EXERCISE BRIEF
Search term "Canaries": copy each line of the records that contains it.

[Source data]
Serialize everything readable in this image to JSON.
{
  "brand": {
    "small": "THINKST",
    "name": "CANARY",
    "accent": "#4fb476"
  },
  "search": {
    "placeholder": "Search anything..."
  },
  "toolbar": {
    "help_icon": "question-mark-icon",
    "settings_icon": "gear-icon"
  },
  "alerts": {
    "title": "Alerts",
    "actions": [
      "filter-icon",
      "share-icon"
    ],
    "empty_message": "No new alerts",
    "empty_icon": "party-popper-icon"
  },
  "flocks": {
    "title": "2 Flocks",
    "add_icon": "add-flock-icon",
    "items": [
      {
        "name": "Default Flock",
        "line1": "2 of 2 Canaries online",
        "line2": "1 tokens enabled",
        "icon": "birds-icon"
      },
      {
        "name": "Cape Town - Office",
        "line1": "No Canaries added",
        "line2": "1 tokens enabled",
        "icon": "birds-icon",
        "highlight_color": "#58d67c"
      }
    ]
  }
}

RESULT OF THE EXERCISE
        "line1": "2 of 2 Canaries online",
        "line1": "No Canaries added",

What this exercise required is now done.